:: WHAT THIS TASK INVOLVES ::
Copy each line of the entries beneath that contains the word "kind".

[Element data from apps and pages]
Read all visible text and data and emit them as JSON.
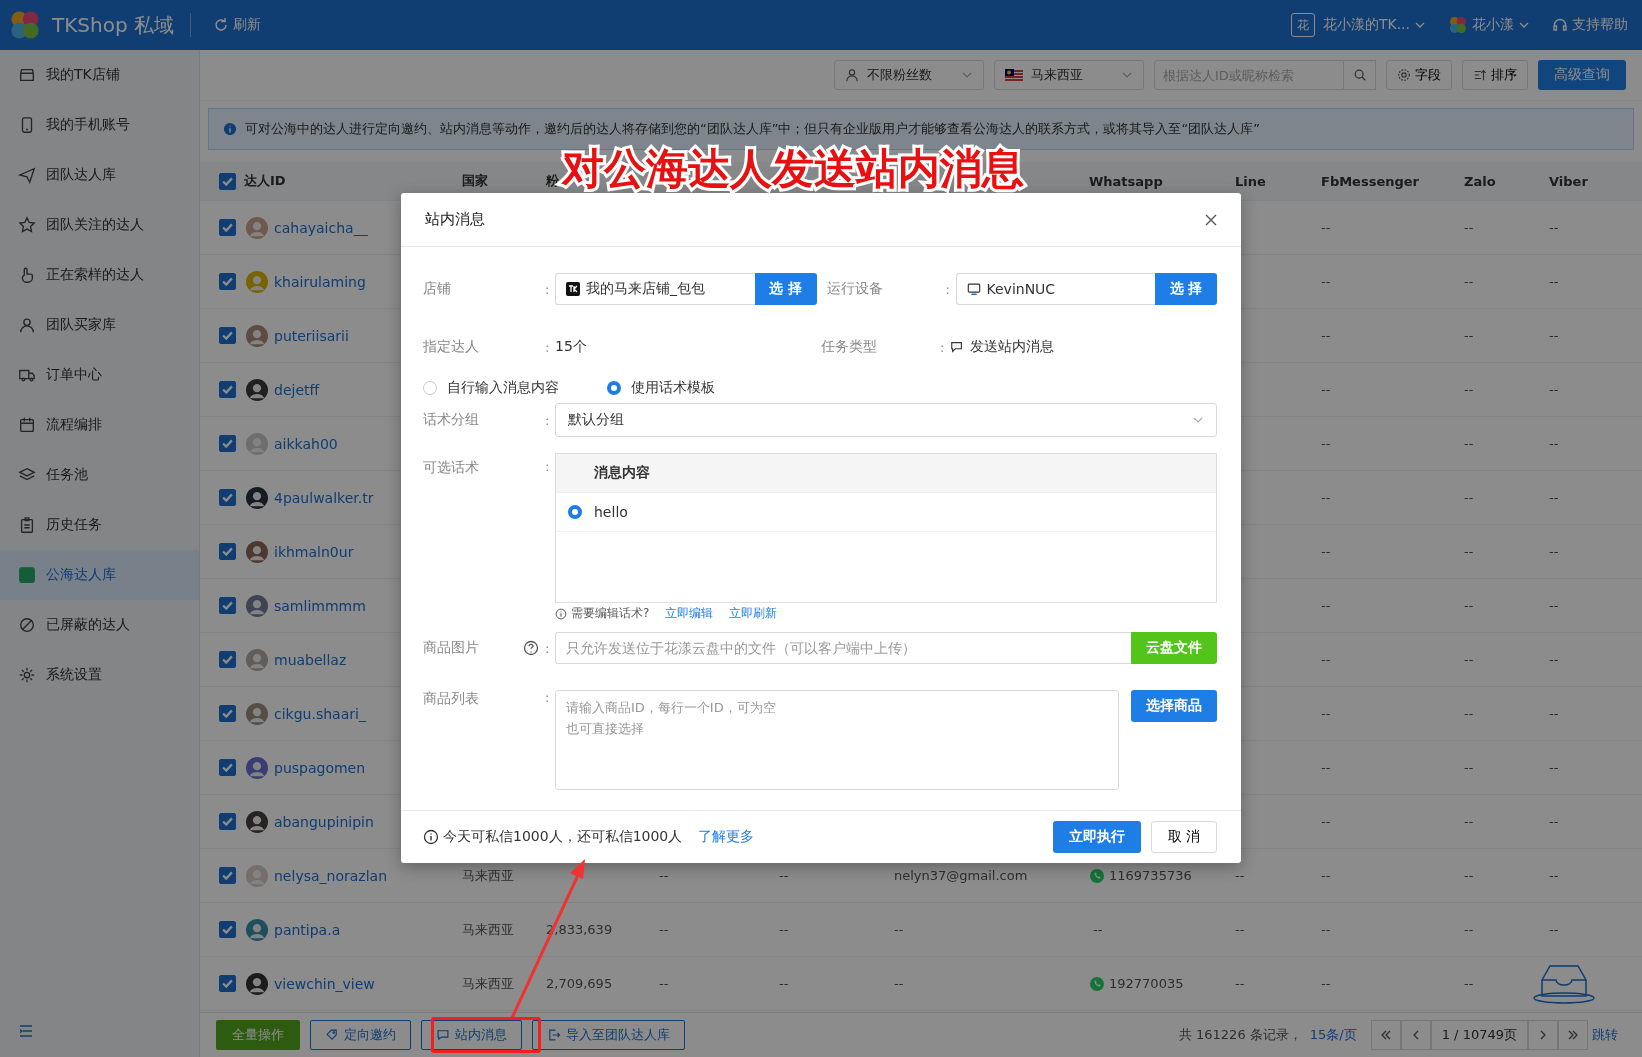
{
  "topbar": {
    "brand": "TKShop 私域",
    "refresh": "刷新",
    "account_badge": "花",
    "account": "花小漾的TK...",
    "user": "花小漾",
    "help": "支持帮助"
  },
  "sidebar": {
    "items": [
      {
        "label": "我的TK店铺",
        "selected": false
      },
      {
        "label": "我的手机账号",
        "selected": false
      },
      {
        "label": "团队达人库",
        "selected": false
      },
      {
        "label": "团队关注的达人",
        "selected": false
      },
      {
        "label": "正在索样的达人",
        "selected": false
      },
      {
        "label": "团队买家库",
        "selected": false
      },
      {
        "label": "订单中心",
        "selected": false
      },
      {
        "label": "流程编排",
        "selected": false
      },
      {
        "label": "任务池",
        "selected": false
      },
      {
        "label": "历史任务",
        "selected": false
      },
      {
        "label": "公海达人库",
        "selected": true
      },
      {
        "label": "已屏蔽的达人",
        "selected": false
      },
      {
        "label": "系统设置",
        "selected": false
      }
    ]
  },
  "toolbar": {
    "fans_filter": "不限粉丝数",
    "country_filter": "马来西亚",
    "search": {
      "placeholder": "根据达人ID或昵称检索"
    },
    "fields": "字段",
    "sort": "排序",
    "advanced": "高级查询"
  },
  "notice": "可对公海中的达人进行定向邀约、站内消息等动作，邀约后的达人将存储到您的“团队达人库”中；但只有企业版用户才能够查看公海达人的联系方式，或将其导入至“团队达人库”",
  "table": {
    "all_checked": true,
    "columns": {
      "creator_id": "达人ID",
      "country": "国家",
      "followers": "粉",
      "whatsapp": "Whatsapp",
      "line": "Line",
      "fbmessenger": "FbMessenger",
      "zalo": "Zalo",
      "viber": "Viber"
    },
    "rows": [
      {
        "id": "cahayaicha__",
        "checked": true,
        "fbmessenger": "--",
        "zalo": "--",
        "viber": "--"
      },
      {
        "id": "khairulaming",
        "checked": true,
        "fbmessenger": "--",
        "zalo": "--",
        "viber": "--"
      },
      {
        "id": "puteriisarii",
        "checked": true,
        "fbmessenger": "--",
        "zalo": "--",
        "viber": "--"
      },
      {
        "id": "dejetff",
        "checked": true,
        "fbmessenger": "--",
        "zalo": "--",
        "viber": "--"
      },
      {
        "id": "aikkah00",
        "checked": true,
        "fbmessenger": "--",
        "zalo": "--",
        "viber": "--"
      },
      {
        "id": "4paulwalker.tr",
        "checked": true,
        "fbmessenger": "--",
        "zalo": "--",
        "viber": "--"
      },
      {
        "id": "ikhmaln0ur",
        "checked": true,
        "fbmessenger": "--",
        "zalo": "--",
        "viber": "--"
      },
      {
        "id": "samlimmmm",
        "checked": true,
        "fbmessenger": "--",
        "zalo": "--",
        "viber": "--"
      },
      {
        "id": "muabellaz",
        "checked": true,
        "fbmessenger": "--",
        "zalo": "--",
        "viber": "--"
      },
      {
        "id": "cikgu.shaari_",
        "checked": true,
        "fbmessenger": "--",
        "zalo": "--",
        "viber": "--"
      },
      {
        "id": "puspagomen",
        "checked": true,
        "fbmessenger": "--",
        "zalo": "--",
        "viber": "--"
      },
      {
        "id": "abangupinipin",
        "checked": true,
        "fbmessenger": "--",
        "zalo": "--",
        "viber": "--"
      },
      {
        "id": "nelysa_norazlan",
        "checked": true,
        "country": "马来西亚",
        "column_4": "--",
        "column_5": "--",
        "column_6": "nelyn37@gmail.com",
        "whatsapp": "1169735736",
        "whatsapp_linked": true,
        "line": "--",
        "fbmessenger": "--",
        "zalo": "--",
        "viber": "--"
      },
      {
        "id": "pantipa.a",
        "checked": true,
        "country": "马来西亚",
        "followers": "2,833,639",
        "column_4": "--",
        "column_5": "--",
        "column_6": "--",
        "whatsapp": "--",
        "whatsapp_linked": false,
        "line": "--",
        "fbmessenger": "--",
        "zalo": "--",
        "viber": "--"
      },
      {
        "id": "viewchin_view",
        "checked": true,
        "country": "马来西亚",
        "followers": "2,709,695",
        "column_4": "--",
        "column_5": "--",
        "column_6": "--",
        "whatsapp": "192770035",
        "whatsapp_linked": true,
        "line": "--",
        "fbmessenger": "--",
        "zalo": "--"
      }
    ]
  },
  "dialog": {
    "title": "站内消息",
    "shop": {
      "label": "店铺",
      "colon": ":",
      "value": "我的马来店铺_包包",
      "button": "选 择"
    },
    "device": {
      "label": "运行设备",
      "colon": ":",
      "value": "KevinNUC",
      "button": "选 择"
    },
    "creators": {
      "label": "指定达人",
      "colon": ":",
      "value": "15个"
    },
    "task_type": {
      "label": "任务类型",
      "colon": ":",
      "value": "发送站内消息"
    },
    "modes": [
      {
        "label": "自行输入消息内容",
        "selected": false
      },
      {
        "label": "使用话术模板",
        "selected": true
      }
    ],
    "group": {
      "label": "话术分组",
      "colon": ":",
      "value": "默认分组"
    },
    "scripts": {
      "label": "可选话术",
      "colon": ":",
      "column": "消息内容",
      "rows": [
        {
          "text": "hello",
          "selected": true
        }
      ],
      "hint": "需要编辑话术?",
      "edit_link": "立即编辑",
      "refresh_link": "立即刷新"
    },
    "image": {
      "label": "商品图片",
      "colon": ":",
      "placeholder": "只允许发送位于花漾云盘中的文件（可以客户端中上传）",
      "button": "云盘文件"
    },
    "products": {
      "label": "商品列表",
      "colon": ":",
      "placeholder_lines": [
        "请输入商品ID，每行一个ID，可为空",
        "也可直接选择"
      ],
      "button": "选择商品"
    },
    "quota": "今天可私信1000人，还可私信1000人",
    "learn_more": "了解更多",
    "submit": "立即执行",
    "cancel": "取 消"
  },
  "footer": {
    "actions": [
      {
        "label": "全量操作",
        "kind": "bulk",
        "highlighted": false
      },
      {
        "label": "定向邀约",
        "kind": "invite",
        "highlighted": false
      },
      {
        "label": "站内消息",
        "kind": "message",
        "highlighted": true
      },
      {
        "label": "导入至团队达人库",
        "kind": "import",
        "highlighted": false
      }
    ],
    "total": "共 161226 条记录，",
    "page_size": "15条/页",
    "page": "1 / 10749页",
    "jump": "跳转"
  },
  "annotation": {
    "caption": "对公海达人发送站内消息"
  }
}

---

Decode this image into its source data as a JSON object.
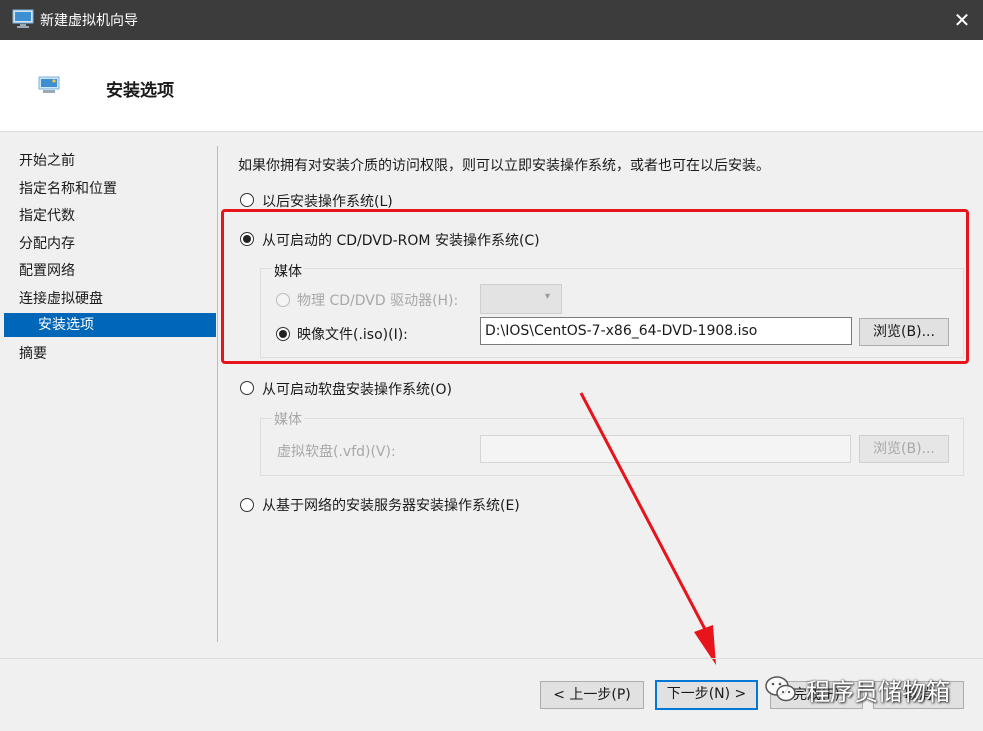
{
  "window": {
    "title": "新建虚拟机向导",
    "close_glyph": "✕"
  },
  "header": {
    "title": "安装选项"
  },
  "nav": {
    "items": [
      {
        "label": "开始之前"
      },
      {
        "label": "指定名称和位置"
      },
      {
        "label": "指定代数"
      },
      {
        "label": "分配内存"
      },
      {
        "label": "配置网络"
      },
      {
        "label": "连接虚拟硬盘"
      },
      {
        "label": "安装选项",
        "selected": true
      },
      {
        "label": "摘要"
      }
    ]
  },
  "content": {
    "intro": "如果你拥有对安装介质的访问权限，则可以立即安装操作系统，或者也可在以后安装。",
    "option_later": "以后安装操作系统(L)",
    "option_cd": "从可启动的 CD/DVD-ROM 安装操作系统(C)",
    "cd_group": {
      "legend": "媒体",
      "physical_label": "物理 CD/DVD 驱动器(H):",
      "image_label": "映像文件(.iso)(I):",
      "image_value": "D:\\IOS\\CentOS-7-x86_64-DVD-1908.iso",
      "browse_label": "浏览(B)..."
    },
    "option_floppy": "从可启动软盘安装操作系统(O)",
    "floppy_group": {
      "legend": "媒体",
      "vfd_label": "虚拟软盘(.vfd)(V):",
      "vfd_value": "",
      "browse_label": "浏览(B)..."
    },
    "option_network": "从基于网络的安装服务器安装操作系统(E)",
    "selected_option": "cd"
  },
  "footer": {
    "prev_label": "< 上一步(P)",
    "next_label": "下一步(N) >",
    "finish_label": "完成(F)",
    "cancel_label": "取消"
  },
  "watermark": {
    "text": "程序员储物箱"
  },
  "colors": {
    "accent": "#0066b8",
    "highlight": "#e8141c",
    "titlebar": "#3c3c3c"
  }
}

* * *

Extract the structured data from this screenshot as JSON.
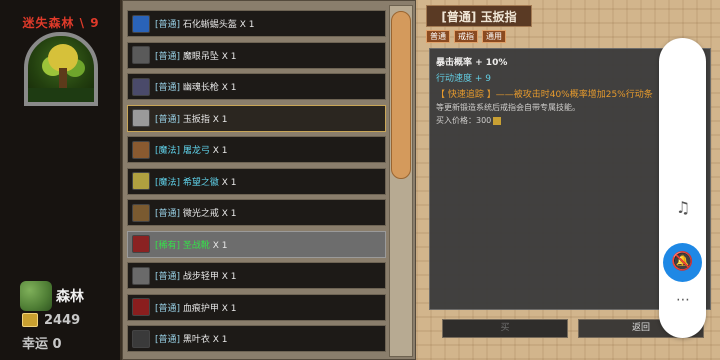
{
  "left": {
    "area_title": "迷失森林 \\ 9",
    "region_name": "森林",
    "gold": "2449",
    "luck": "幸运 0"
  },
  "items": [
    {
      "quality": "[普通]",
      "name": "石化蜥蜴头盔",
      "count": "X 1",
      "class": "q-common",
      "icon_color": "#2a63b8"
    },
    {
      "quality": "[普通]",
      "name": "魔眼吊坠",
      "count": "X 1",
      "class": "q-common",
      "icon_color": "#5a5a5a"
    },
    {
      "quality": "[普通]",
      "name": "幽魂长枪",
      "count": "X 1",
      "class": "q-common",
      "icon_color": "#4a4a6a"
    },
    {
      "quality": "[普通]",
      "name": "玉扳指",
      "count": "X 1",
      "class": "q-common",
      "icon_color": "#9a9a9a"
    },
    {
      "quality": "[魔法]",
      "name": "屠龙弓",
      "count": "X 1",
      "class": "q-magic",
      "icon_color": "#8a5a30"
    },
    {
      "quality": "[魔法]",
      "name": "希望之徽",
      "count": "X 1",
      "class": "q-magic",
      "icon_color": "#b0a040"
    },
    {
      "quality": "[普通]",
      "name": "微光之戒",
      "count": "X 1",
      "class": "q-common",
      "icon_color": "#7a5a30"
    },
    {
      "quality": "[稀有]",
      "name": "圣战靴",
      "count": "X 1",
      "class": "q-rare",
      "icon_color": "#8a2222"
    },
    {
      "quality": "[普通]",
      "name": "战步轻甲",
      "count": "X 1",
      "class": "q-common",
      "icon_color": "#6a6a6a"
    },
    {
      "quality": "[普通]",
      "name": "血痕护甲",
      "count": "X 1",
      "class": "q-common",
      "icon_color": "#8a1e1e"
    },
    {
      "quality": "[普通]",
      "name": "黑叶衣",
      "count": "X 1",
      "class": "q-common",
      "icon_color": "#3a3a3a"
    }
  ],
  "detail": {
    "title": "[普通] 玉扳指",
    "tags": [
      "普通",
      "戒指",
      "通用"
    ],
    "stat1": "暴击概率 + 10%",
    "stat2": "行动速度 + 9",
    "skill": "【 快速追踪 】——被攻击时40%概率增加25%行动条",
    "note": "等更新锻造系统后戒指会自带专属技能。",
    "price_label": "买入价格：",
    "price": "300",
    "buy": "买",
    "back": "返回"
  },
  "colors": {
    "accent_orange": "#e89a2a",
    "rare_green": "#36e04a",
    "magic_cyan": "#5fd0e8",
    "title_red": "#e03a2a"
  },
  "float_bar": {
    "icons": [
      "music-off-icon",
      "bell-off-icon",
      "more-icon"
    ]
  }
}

:: REPLY ::
        "kind": "bulk",
        "kind": "invite",
        "kind": "message",
        "kind": "import",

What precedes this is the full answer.